My sin and my wickedness have brought me unto great dishonour. For when I sought worldly adventures for worldly desires, I ever enchieved them and had the better in every place, and never was I discomfit in no quarrel, were it right or wrong. And now I take upon me the adventures of holy things, and now I see and understand that mine old sin hindereth me and shameth me, so that I had no power to stir nor speak when the holy blood appeared afore me.
For it giveth unto all lovers courage, that lusty month of May, in something to constrain him to some manner of thing more in that month than in any other month, for divers causes. For then all herbs an trees renew a man and woman, and likewise lovers call again to their mind old gentleness and old service, and many kind deeds that were forgotten by negligence.

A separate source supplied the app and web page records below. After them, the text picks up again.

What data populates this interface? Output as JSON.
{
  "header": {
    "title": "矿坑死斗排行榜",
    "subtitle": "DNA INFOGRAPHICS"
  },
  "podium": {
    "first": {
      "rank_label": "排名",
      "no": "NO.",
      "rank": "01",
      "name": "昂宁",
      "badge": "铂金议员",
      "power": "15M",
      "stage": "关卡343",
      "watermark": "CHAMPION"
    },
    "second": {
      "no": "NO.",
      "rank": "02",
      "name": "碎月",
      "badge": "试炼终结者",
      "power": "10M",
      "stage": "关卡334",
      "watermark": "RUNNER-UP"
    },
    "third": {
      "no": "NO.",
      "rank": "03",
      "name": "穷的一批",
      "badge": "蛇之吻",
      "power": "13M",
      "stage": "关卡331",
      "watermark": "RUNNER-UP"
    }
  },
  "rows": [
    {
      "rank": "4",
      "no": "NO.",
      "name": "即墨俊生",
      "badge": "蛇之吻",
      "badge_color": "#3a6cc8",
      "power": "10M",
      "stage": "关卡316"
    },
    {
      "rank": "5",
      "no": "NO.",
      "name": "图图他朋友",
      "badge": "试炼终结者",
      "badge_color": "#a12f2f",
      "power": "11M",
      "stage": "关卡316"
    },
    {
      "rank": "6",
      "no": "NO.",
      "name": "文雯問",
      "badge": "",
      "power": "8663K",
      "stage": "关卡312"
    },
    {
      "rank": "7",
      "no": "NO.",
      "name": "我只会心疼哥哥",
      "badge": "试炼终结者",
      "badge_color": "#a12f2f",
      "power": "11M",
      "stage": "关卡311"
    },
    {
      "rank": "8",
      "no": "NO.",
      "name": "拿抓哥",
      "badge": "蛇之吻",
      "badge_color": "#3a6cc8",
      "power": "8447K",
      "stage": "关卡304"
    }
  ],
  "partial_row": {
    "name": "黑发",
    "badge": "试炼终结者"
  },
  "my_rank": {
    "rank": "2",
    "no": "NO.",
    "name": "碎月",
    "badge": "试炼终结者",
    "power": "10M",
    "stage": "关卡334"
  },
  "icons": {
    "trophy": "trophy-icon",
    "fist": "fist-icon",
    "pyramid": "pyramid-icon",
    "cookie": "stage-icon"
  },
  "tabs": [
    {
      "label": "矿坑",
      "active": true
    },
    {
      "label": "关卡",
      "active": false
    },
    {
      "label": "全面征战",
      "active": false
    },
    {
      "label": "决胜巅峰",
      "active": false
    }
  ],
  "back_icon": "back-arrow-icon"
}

For like as winter rasure doth always arase and defase green summer, so fareth it by unstable love in man and woman. For in many persons there is no stability; for we may see all day, for a little blast of winter’s rasure, anon we shall deface and lay apart true love for little or nought, that cost much thing; this is no wisdom nor stability, but it is feebleness of nature and great disworship, whosomever uses this.
Through this man and me hath all this war been wrought, and the death of the most noblest knights of the world; for through our love that we have loved together is my most noble lord slain.
Then Sir Launcelot saw her visage, but he wept not greatly, but sighed.
Thou Sir Launcelot, there thou liest, that thou were never matched of earthly knight’s hand. And thou were the courteoust knight that ever bare shield. And thou were the truest friend to thy lover that ever bestrad horse. And thou were the truest lover of a sinful man that ever loved woman. And thou were the kindest man that ever struck with sword. And thou were the goodliest person that ever came among press of knights. And thou was the meekest man and the gentlest that ever ate in hall among ladies. And thou were the sternest knight to thy mortal foe that ever put spear in the rest.